Effect of ramipril on renal function in patients with intermittent claudication
Authors Hobbs SD, Claridge MW, Wilmink ABM, Adam DJ, Thomas ME, Bradbury AW
Published 11 April 2008 Volume 2008:4(2) Pages 471—475
Simon D Hobbs1, Martin W Claridge1, Antonius BM Wilmink1, Donald J Adam1, Mark E Thomas2, Andrew W Bradbury1
1University Department of Vascular Surgery and 2Department of Nephrology, Heart of England NHS Trust (Teaching), Birmingham, UK
Background: The Heart Outcomes Prevention Study (HOPE) demonstrated that ramipril resulted in a blood-pressure-independent 25% reduction in cardiovascular events in patients with peripheral arterial disease (PAD). Despite this, general practitioners and vascular surgeons remain reluctant to prescribe ACE inhibitors in this group of patients because of concerns about renal artery stenosis (RAS). We aimed to define the effect of ramipril on renal function in patients with intermittent claudication (IC).
Methods and Results: Of 132 unselected patients with IC entering the study 78 (59%) were excluded due to: current ACE inhibitor use (38%), renal impairment (serum creatinine above normal range) (15%), known severe RAS (1%) or unwillingness to participate (5%). The remaining 54 patients were titrated to 10 mg ramipril and renal function was monitored at 1, 5, and 12 weeks. Treatment was discontinued during titration in 5 patients due to symptoms (3) or lack of compliance (2). In the remainder, median [IQR] serum creatinine increased (94 [85.8–103.3] to 98 [88.0–106.5] µmol/L, p ≤ 0.001) and median [IQR] GFR decreased (71.5 [64.6–82.3] to 68.7 [59.8–74.7] mL/min per 1.73 m2, p ≤ 0.001) between baseline and 5 weeks. These changes were not considered clinically significant. By 12 weeks these values had returned almost to baseline (Cr 95.5 [88.0–103.25] µmol/L, GFR 71.8 [65.3–77.4] mL/min). No patient had a serum creatinine rise >30%.
Conclusion: Most of patients with IC and a normal serum creatinine can be safely commenced on ramipril provided they are screened, titrated and monitored as described above. Studies in patients with borderline renal impairment (serum creatinine up to 30% above baseline) are on-going.
Keywords: peripheral arterial disease, ramipril, renal function, intermittent claudication

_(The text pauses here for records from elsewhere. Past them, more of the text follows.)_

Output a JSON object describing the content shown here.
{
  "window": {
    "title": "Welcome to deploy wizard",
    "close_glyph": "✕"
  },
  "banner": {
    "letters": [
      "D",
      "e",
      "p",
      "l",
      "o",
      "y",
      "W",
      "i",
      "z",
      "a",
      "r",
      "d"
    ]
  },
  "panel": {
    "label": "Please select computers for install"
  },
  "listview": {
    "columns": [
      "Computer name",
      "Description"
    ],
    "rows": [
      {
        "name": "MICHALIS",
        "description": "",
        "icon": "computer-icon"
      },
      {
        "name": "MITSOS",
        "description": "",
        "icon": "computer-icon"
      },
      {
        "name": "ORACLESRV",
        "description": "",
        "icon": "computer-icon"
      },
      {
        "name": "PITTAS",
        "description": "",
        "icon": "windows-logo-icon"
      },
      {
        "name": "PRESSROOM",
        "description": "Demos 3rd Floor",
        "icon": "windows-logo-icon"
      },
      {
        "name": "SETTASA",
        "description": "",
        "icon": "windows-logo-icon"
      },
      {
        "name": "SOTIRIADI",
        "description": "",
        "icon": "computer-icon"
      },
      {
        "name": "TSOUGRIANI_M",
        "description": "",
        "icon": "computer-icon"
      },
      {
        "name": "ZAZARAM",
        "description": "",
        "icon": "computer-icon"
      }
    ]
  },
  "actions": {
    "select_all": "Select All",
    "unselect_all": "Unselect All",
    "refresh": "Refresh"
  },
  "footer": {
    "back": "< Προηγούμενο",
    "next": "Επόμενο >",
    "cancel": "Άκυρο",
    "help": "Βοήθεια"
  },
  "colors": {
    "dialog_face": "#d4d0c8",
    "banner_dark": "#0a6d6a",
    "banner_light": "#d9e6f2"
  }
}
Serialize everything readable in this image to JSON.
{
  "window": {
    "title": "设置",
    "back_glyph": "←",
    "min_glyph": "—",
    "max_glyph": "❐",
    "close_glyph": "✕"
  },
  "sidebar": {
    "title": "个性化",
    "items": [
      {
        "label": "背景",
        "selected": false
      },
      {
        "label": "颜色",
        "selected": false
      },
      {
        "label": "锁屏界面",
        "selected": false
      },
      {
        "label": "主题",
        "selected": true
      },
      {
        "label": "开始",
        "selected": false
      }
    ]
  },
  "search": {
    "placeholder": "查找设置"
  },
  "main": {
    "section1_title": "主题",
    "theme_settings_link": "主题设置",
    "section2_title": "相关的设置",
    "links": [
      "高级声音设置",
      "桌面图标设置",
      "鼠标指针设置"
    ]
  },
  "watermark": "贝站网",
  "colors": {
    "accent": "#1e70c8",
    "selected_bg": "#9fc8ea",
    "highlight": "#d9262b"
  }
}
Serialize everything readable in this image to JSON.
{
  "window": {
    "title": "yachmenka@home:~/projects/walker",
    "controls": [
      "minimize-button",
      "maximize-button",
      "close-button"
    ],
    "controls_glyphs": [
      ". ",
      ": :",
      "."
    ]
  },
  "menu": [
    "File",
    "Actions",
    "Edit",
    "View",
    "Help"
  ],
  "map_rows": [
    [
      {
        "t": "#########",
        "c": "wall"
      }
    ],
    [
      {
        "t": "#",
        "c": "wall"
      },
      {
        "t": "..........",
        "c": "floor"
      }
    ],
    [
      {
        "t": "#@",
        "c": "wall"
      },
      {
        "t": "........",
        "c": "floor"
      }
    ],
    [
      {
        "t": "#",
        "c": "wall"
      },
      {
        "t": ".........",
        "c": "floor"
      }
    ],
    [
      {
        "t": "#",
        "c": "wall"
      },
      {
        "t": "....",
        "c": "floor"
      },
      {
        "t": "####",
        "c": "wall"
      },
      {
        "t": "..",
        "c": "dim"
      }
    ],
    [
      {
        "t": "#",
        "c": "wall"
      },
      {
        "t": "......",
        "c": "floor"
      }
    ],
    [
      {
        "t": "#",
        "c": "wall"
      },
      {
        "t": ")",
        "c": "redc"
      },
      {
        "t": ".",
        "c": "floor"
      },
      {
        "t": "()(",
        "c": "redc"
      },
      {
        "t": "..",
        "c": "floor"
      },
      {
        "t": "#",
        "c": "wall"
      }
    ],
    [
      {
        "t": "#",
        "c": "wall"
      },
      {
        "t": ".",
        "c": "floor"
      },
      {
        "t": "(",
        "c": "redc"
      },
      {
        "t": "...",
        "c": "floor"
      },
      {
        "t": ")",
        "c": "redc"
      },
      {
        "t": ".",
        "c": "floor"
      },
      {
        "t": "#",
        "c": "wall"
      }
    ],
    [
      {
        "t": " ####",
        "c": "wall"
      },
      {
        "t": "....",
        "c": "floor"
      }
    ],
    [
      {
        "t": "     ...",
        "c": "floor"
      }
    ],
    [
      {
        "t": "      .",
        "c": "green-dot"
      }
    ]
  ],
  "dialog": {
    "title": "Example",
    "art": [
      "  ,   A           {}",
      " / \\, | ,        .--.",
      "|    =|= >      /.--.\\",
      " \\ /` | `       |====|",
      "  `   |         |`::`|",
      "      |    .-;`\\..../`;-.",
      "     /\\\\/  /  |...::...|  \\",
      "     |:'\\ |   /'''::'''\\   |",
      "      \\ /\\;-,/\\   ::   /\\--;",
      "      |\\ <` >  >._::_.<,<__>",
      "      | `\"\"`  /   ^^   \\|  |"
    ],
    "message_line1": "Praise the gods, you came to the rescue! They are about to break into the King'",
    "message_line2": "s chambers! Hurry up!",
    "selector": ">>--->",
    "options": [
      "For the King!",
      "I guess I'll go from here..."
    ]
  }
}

This work is published and licensed by Dove Medical Press Limited. The full terms of this license are available at https://www.dovepress.com/terms.php and incorporate the Creative Commons Attribution - Non Commercial (unported, v3.0) License. By accessing the work you hereby accept the Terms. Non-commercial uses of the work are permitted without any further permission from Dove Medical Press Limited, provided the work is properly attributed. For permission for commercial use of this work, please see paragraphs 4.2 and 5 of our Terms.Download Article [PDF]